Canadian Prime Minister Stephen Harper joined members of the House of Commons in saluting the Canadian Federation of Chabad-Lubavitch as 100 emissaries gathered for a national conference on Parliament Hill.

Following official business in Canada’s lower house – during which five legislators from across the political aisle and in two languages invoked the memory of slain Rabbi Gavriel and Rivka Holtzberg in noting Chabad-Lubavitch emissaries’ dedication to Jewish education and providing social services across the globe – Harper joined a reception for the rabbinical delegation in the Railway Committee Room. He was accompanied by Jason Kenney, Minister of Citizenship, Immigration and Multiculturalism, who earlier this year, visited the Chabad House in Mumbai, India, where the Holtzbergs and four of their guests lost their lives.

“Canadian alumni of Chabad-Lubavitch institutions play a vital role among the more than 5,500 Chabad-Lubavitch emissaries across the globe,” noted MP Scott Reid, a Conservative who represents Lanark-Frontenac-Lennox and Addington, Ontario. “With its educational, humanitarian and youth centers, our country boasts centers for those less fortunate, including children with special needs, and drug and alcohol addicts. These are programs that have been emulated throughout North America and indeed, the entire world.”

“The Chabad-Lubavitch movement provides the largest network of Jewish education and social services [through its] institutions across the globe,” echoed MP Judy Wasylycia-Leis, a New Democrat from Winnipeg North, Manitoba. Under the direction of the Rebbe, Rabbi Menachem M. Schneerson, of righteous memory, the movement “has been a catalyst for Jewish revival around the world. Today it is synonymous with wisdom and kindness, offering nourishment for the body, food for the mind and soul, and non-judgmental advisors always willing to listen.”

At the afternoon reception, Rabbi Moshe Kotlarsky, vice chairman of Merkos L’Inyonei Chinuch, the educational arm of Chabad-Lubavitch, delivered the opening remarks, pointing out that it was the country of Canada that opened doors of opportunity and refuge to his late father, Rabbi Tzvi Hirsch Kotlarsky, who fled war-torn Europe 68 years ago.

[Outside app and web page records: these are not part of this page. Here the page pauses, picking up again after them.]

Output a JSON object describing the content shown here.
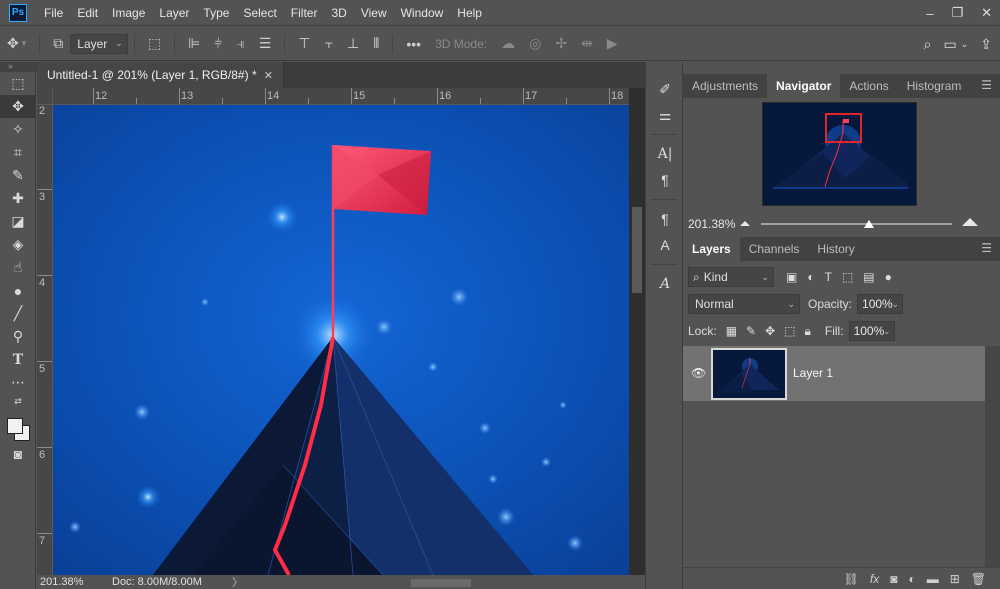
{
  "app": {
    "logo_text": "Ps"
  },
  "menu": [
    "File",
    "Edit",
    "Image",
    "Layer",
    "Type",
    "Select",
    "Filter",
    "3D",
    "View",
    "Window",
    "Help"
  ],
  "window_controls": {
    "minimize": "–",
    "restore": "❐",
    "close": "✕"
  },
  "options_bar": {
    "layer_select": "Layer",
    "more_label": "•••",
    "mode_label": "3D Mode:"
  },
  "document": {
    "tab_title": "Untitled-1 @ 201% (Layer 1, RGB/8#) *",
    "ruler_h": [
      "12",
      "13",
      "14",
      "15",
      "16",
      "17",
      "18"
    ],
    "ruler_v": [
      "2",
      "3",
      "4",
      "5",
      "6",
      "7"
    ],
    "status_zoom": "201.38%",
    "status_doc": "Doc: 8.00M/8.00M",
    "status_arrow": "〉"
  },
  "panels": {
    "top_tabs": [
      "Adjustments",
      "Navigator",
      "Actions",
      "Histogram"
    ],
    "active_top_tab": "Navigator",
    "navigator_zoom": "201.38%",
    "bottom_tabs": [
      "Layers",
      "Channels",
      "History"
    ],
    "active_bottom_tab": "Layers",
    "kind_filter": "Kind",
    "blend_mode": "Normal",
    "opacity_label": "Opacity:",
    "opacity_value": "100%",
    "lock_label": "Lock:",
    "fill_label": "Fill:",
    "fill_value": "100%",
    "layers": [
      {
        "name": "Layer 1",
        "visible": true
      }
    ]
  },
  "colors": {
    "canvas_blue": "#0a4aa8",
    "flag_red": "#e83250",
    "foreground": "#f2f2f2",
    "background": "#f2f2f2"
  }
}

After a journey from Poland to Montreal by way of Vilnius, Japan and later Shanghai, the rabbi opened a school and educating Jewish children at the behest of the Sixth Lubavitcher Rebbe, Rabbi Yosef Yitzchak Schneersohn, of righteous memory. By the end of the first year, more than 1,500 students were being educated in Lubavitch institutions in Montreal.

Thanking Canada for allowing his father to provide a Jewish education for thousands of children and to sow the seeds of Chabad-Lubavitch in the country, Kotlarsky noted that “there are over 100 emissaries convening here today from across Canada.”

A visibly moved Harper responded: “I hope that you will understand, the Jewish people will always understand, that Canada will always be their home.”

“Chabad-Lubavitch’s education and outreach programs,” he said, “have strengthened the bonds of the faith and its good works have produced miracles for many, many families and people in Canada and around the world.”

The reception was held in the ornate Railway Committee Room off of the House of Commons. Harper and Kotlarsky stand at right. (Photo: Peter Waiser)
The reception was held in the ornate Railway Committee Room off of the House of Commons. Harper and Kotlarsky stand at right. (Photo: Peter Waiser)

Powerful Message

Turning to the November attacks in Mumbai and its Chabad House, the prime minister lauded the self-sacrifice of the Holtzbergs.

“By performing mitzvahs and bringing more light into this world,” said Harper, “the Holtzbergs were fulfilling the late Rabbi Schneerson’s vision for strengthening Judaism.”

He saw in the arrival in Mumbai of two Canadian rabbinical students soon after the attacks – an event referred to earlier in the House of Commons chamber by Reid – harbingers of hope.

“The immediate arrival of a new rabbi to Mumbai to carry on the work of the Holtzbergs sends a powerful message,” stated Harper. “The Jewish community will never bow to hate and violence.”

According to Rabbi Sholom Lezell, co-director of Chabad-Lubavitch of Danforth Beaches in Toronto, Harper later told the rabbinical delegation how proud he was “that the student rabbis that traveled to Mumbai were from Canada.”

Also in his remarks, the prime minister reiterated Canada’s commitment to fighting anti-Semitism and expressed his support for Israel.

Staying an extra 20 minutes beyond the time allocated for the event, Harper posed for group pictures with the emissaries.

“Thank you for your contribution to this country and to the world,” he told them. “Thank you for having me here today.”